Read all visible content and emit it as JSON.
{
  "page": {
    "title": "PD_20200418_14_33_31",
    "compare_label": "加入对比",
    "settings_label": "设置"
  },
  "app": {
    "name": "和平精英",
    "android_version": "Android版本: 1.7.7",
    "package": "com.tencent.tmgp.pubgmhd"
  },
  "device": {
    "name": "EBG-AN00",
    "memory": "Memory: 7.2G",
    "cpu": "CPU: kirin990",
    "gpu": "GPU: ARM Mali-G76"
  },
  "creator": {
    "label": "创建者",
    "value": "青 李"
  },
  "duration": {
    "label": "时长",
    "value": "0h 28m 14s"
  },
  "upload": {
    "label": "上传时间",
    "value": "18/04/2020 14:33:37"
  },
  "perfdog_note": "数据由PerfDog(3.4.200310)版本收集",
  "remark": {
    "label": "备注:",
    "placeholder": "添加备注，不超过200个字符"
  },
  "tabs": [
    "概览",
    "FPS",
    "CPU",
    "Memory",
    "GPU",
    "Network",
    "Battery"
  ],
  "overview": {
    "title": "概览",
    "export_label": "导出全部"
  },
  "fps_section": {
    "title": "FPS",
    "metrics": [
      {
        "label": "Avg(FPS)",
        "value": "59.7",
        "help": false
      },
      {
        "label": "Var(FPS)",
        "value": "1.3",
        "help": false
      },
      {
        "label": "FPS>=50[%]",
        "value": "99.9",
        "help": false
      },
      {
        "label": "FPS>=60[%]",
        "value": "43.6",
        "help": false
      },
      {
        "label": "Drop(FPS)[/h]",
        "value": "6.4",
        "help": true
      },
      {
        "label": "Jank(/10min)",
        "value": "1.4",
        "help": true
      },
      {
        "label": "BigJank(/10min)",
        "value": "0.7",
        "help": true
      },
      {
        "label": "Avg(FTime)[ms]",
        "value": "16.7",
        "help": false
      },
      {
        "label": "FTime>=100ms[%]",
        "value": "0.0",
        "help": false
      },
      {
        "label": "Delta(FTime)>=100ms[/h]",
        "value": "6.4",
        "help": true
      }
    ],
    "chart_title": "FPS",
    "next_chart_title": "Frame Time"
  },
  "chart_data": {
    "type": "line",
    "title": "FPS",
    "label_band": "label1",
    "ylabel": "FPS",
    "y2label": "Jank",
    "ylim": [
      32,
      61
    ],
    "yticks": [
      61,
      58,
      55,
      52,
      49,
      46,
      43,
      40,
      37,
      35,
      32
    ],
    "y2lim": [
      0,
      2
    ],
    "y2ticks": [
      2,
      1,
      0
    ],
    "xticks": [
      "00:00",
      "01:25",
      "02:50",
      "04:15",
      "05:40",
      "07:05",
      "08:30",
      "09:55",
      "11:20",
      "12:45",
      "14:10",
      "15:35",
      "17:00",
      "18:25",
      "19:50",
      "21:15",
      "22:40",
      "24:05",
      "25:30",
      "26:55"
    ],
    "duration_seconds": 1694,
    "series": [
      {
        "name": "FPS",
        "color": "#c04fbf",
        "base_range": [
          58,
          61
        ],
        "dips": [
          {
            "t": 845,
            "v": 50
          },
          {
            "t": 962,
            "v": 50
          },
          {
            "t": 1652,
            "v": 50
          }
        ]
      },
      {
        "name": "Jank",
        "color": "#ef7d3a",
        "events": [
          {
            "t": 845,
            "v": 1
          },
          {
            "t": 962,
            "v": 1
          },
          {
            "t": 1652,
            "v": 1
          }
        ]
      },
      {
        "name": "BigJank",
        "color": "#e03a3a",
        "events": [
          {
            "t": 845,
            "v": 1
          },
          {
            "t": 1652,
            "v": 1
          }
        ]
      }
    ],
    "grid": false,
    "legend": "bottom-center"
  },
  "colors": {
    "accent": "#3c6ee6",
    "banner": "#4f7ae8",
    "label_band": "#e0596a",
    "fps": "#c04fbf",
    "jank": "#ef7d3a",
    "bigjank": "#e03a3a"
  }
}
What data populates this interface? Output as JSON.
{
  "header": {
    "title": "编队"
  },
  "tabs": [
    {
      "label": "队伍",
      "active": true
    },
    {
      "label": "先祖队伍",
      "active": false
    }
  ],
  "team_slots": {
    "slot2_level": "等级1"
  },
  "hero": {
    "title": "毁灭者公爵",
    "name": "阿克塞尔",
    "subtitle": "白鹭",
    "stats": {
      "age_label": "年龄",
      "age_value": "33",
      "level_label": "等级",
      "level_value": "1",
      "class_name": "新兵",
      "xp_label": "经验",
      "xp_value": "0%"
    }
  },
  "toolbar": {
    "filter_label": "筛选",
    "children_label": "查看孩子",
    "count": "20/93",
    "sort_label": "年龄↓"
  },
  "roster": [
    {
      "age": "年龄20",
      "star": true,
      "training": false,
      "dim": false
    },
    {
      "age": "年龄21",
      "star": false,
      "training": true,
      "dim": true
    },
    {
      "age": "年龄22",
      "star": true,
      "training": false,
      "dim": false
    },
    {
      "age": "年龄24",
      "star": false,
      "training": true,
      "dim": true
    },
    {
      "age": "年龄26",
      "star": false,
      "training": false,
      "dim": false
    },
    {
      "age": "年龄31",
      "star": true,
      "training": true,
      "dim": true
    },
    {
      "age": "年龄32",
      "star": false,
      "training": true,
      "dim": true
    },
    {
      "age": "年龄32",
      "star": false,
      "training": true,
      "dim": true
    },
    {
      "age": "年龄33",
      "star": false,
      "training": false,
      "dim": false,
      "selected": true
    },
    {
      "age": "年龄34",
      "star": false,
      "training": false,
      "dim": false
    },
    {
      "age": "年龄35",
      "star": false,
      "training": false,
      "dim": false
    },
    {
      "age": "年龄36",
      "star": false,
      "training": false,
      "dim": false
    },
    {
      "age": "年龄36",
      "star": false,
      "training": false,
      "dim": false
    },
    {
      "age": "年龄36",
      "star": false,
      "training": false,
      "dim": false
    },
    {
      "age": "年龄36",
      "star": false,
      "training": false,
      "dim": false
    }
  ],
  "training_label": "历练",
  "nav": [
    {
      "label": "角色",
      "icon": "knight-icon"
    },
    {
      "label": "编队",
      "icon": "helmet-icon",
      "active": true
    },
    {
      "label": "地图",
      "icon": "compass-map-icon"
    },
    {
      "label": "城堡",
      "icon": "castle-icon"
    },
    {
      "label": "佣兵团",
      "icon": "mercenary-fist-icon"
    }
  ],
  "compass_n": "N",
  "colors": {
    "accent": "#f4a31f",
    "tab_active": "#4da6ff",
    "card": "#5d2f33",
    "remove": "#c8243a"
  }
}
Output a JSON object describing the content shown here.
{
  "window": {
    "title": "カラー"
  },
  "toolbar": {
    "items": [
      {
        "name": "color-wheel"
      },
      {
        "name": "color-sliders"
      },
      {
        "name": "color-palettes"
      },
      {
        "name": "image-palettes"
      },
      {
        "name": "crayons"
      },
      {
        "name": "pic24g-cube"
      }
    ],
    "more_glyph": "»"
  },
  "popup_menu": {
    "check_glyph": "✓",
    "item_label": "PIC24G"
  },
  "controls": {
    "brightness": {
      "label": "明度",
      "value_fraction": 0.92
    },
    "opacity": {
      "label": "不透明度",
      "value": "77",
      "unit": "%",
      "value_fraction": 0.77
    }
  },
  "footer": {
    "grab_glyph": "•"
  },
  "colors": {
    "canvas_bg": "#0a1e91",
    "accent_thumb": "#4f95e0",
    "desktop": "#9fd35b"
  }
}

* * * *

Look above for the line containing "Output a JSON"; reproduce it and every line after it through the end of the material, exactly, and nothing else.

* **Reply**
Output a JSON object describing the content shown here.
{
  "window": {
    "title": "カラー"
  },
  "toolbar": {
    "items": [
      {
        "name": "color-wheel"
      },
      {
        "name": "color-sliders"
      },
      {
        "name": "color-palettes"
      },
      {
        "name": "image-palettes"
      },
      {
        "name": "crayons"
      },
      {
        "name": "pic24g-cube"
      }
    ],
    "more_glyph": "»"
  },
  "popup_menu": {
    "check_glyph": "✓",
    "item_label": "PIC24G"
  },
  "controls": {
    "brightness": {
      "label": "明度",
      "value_fraction": 0.92
    },
    "opacity": {
      "label": "不透明度",
      "value": "77",
      "unit": "%",
      "value_fraction": 0.77
    }
  },
  "footer": {
    "grab_glyph": "•"
  },
  "colors": {
    "canvas_bg": "#0a1e91",
    "accent_thumb": "#4f95e0",
    "desktop": "#9fd35b"
  }
}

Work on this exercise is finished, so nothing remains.